Hardy

The Voice

Woman much missed, how you call to me, call to me,
Saying that now you are not as you were
When you had changed from the one who was all to me
But as at first, when our day was fair. Can it be you that I hear? Let me view you, then,
Standing as when I drew near to the town
Where you would wait for me: yes, as I knew you then,
Even to the original air-blue gown! Or is it only the breeze, in it listlessness
Traveling across the wet mead to me here,
You being ever dissolved to wan wistlessness,
Heard no more again far or near?       Thus I, faltering forward,
Leaves around me falling,
Wind oozing thin through the thorn from norward,
And the woman calling. –Thomas Hardy

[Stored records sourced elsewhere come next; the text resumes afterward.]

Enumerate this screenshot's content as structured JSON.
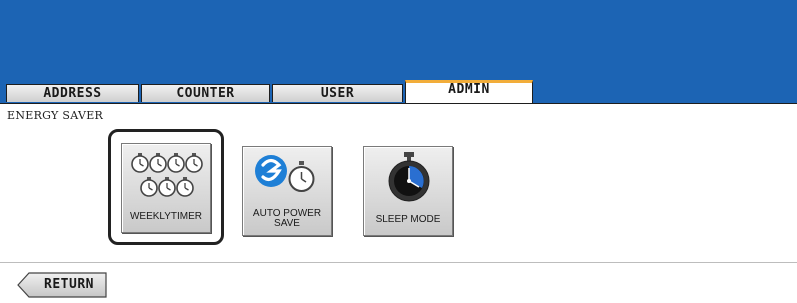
{
  "tabs": [
    {
      "label": "ADDRESS",
      "active": false
    },
    {
      "label": "COUNTER",
      "active": false
    },
    {
      "label": "USER",
      "active": false
    },
    {
      "label": "ADMIN",
      "active": true
    }
  ],
  "section": {
    "title": "ENERGY SAVER"
  },
  "buttons": {
    "weekly_timer": {
      "label": "WEEKLYTIMER",
      "selected": true,
      "icon": "stopwatch-grid-icon"
    },
    "auto_power_save": {
      "label_line1": "AUTO POWER",
      "label_line2": "SAVE",
      "icon": "auto-power-save-icon"
    },
    "sleep_mode": {
      "label": "SLEEP MODE",
      "icon": "sleep-mode-clock-icon"
    }
  },
  "footer": {
    "return_label": "RETURN"
  },
  "colors": {
    "header_blue": "#1c64b4",
    "active_tab_accent": "#f2ad3a",
    "icon_blue": "#1e7fd6"
  }
}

This poem was written in December 1912 in mourning after the death of Hardy’s wife. As is indicated in the poem, upon her death he recalled the early days of their marriage, when they were happy together, with great longing and regret. “The Voice” also offers, by itself, an education in versification. The poem offers examples of a four-footed line that is in dactylic instead of iambic meter. The dactylic foot has three syllables following this pattern: TUM ta ta. To understand how dactyls sound, recall the line:

All the king’s horses and all the king’s men….

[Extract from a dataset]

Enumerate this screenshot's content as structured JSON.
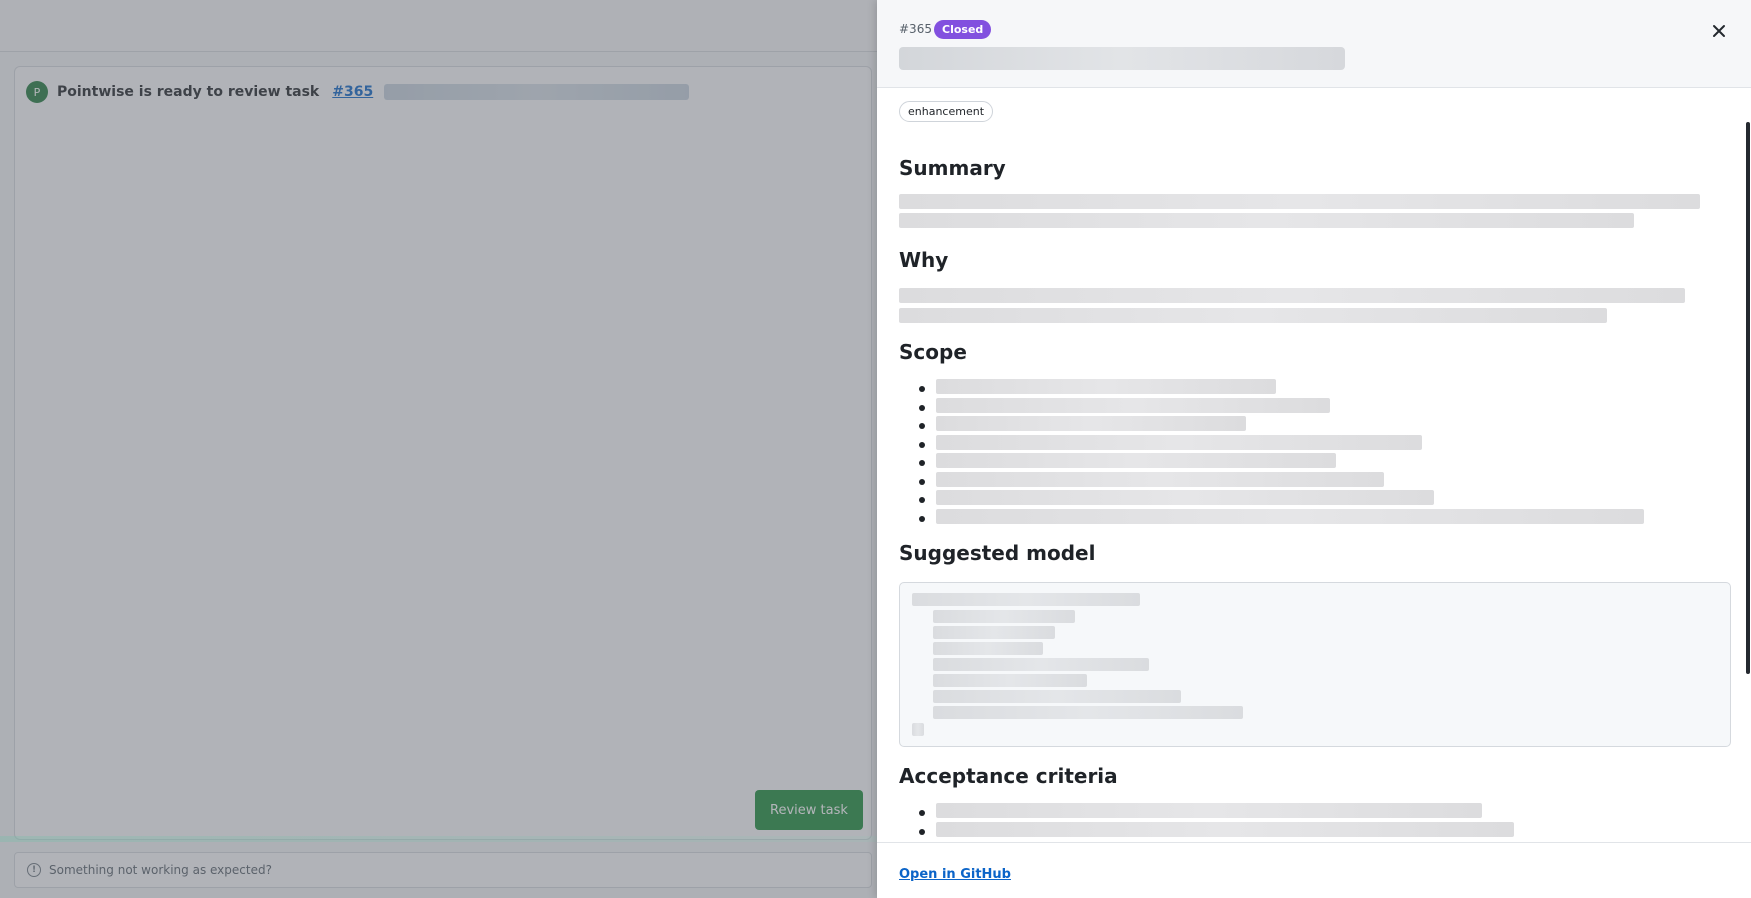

The first three stanzas alternate lines of tetrameter and trimeter, like ballad verse. The three-footed lines also have an extra, emphasized syllable at the end of the line (as does “All the king’s horses and all the king’s men”). The last stanza has three lines of trochaic trimeter and one line of two dactyls and two trochees. A trochaic foot follows the pattern TUM ta, the opposite of an iamb. Using a slash to indicate “beats” or emphasized syllables, a “u” to indicate unemphasized syllables, and leaving the punctuation in as a guide, the poem’s verse pattern can be diagrammed, showing that good verse does not need to fit its metrical pattern perfectly: /uu /,uu /uu, /uu,
/uu /uu /uu /
/uu /uu /uu /uu
/uu /,uu /u/ /uu /uu /? uu /uu,
/uu uu/ uu / u /! /uu /uu /,uu /uu
/uu /uu /uu /?
/uu /uu /uu /uu,
/uu u/ /u /? /u /u /u,
/u /u /u,
/uu /uu /u /u,
/u /u /u.